“There is a lot of momentum and there are a lot of deals in the pipeline,” said Eric Wesoff, who wrote the report. “People are energized by the A123 Systems Inc IPO. I’d say it’s reasonable to look for moderate growth in the fourth quarter.”
Shares of battery maker A123 soared more than 50 percent on Thursday, marking it as the most attractive of last week’s public offerings.
Wesoff said venture capitalists will take note of that, but that their pockets are not deep enough to support continued growth at the rate of the past two quarters.
More than half the clean tech investment in the third quarter went into two areas — solar and a combined category of biofuels, gasification and cleaner coal.
Solar accounted for $575 million in 29 deals, and biofuels, gasification and coal for $513 million in 17 deals.
One company alone, high-efficiency solar electric panel maker Solyndra, accounted for a $198 million, in a round led by Argonaut Private Equity.
Exxon Mobile Corp made a multi-year commitment to invest $300 million in Synthetic Genomics for the development of algae-based fuels.

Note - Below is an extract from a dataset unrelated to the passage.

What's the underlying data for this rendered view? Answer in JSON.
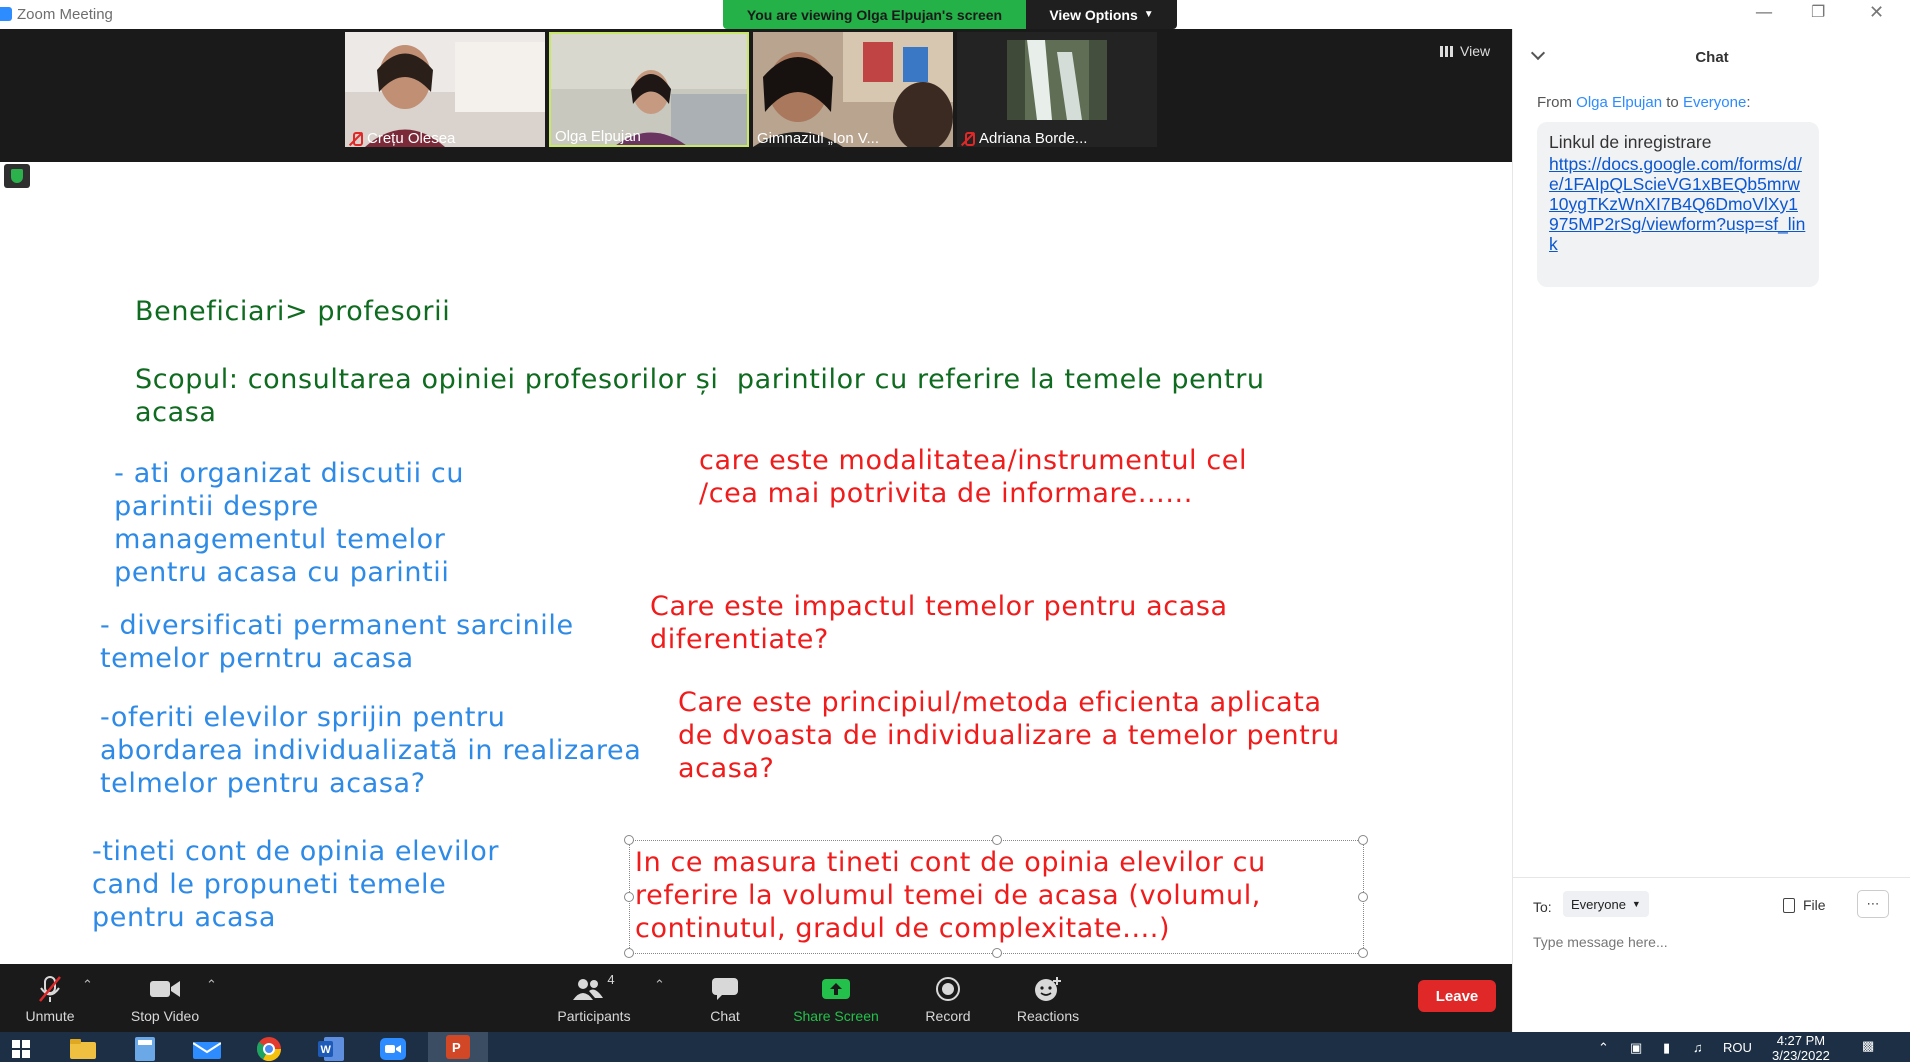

Smart grid and associated technologies accounted for $160 million in 14 deals, and auto and transport in five deals for $158 million.
Green buildings at $105 million and green materials at $100 million were the other two major areas.
Still the deals failed to hit the record highs of 2008, when the third quarter saw $2.9 billion and the entire year $7.6 billion. Wesoff said the year — and the quarter — were driven by unusual capital investment to build out solar manufacturing plants.
Reporting by David Lawsky; Editing by Richard Chang